TASK ITEM — Each record below is to be output unchanged, and any picture is to be dropped.

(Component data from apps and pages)
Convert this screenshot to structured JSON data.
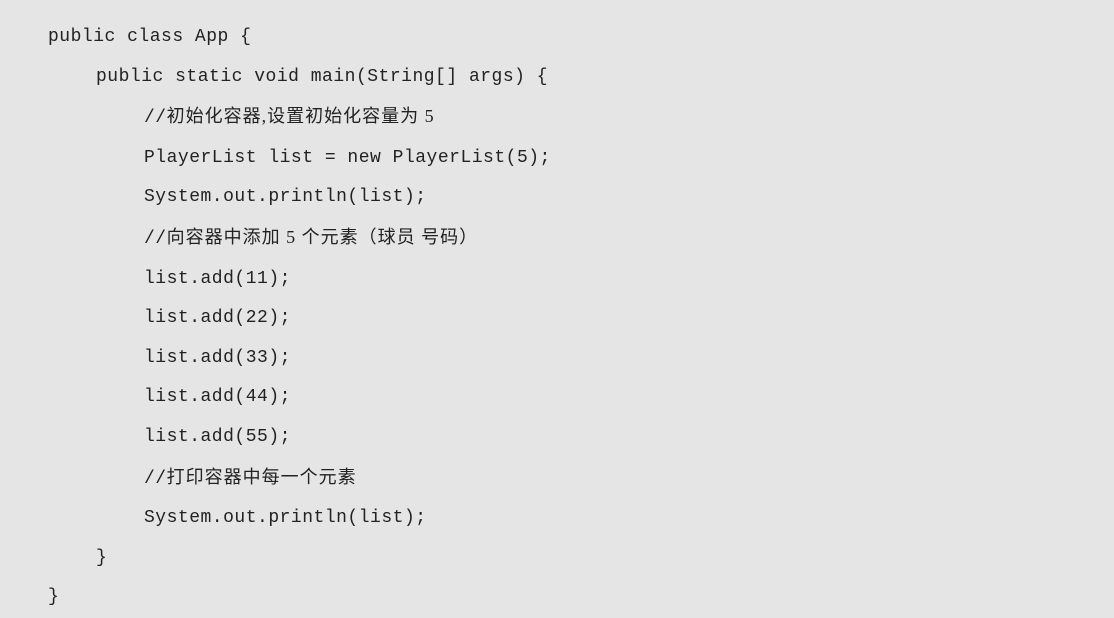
{
  "code": {
    "line1": "public class App {",
    "line2": "public static void main(String[] args) {",
    "comment1_prefix": "//",
    "comment1_text": "初始化容器,设置初始化容量为 5",
    "line4": "PlayerList list = new PlayerList(5);",
    "line5": "System.out.println(list);",
    "comment2_prefix": "//",
    "comment2_text": "向容器中添加 5 个元素（球员 号码）",
    "line7": "list.add(11);",
    "line8": "list.add(22);",
    "line9": "list.add(33);",
    "line10": "list.add(44);",
    "line11": "list.add(55);",
    "comment3_prefix": "//",
    "comment3_text": "打印容器中每一个元素",
    "line13": "System.out.println(list);",
    "line14": "}",
    "line15": "}"
  }
}
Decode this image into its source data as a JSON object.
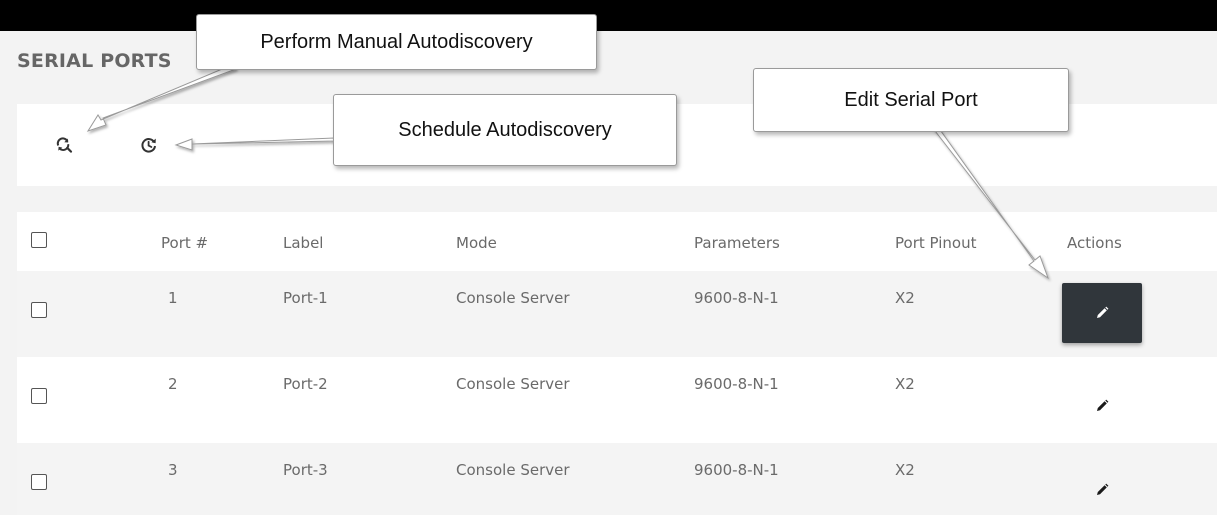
{
  "page": {
    "title": "SERIAL PORTS"
  },
  "toolbar": {
    "manual_autodiscovery_icon": "search-refresh-icon",
    "schedule_autodiscovery_icon": "clock-refresh-icon"
  },
  "table": {
    "columns": [
      "Port #",
      "Label",
      "Mode",
      "Parameters",
      "Port Pinout",
      "Actions"
    ],
    "rows": [
      {
        "port": "1",
        "label": "Port-1",
        "mode": "Console Server",
        "parameters": "9600-8-N-1",
        "pinout": "X2"
      },
      {
        "port": "2",
        "label": "Port-2",
        "mode": "Console Server",
        "parameters": "9600-8-N-1",
        "pinout": "X2"
      },
      {
        "port": "3",
        "label": "Port-3",
        "mode": "Console Server",
        "parameters": "9600-8-N-1",
        "pinout": "X2"
      }
    ],
    "edit_icon": "pencil-icon"
  },
  "callouts": {
    "manual_autodiscovery": "Perform Manual Autodiscovery",
    "schedule_autodiscovery": "Schedule Autodiscovery",
    "edit_serial_port": "Edit Serial Port"
  },
  "colors": {
    "top_bar": "#000000",
    "active_button": "#30363b",
    "page_background": "#f3f3f3"
  }
}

EXERCISE ANSWER —
Convert this screenshot to structured JSON data.
{
  "code": {
    "line1": "public class App {",
    "line2": "public static void main(String[] args) {",
    "comment1_prefix": "//",
    "comment1_text": "初始化容器,设置初始化容量为 5",
    "line4": "PlayerList list = new PlayerList(5);",
    "line5": "System.out.println(list);",
    "comment2_prefix": "//",
    "comment2_text": "向容器中添加 5 个元素（球员 号码）",
    "line7": "list.add(11);",
    "line8": "list.add(22);",
    "line9": "list.add(33);",
    "line10": "list.add(44);",
    "line11": "list.add(55);",
    "comment3_prefix": "//",
    "comment3_text": "打印容器中每一个元素",
    "line13": "System.out.println(list);",
    "line14": "}",
    "line15": "}"
  }
}
Decode this image into its source data as a JSON object.
{
  "page": {
    "title": "SERIAL PORTS"
  },
  "toolbar": {
    "manual_autodiscovery_icon": "search-refresh-icon",
    "schedule_autodiscovery_icon": "clock-refresh-icon"
  },
  "table": {
    "columns": [
      "Port #",
      "Label",
      "Mode",
      "Parameters",
      "Port Pinout",
      "Actions"
    ],
    "rows": [
      {
        "port": "1",
        "label": "Port-1",
        "mode": "Console Server",
        "parameters": "9600-8-N-1",
        "pinout": "X2"
      },
      {
        "port": "2",
        "label": "Port-2",
        "mode": "Console Server",
        "parameters": "9600-8-N-1",
        "pinout": "X2"
      },
      {
        "port": "3",
        "label": "Port-3",
        "mode": "Console Server",
        "parameters": "9600-8-N-1",
        "pinout": "X2"
      }
    ],
    "edit_icon": "pencil-icon"
  },
  "callouts": {
    "manual_autodiscovery": "Perform Manual Autodiscovery",
    "schedule_autodiscovery": "Schedule Autodiscovery",
    "edit_serial_port": "Edit Serial Port"
  },
  "colors": {
    "top_bar": "#000000",
    "active_button": "#30363b",
    "page_background": "#f3f3f3"
  }
}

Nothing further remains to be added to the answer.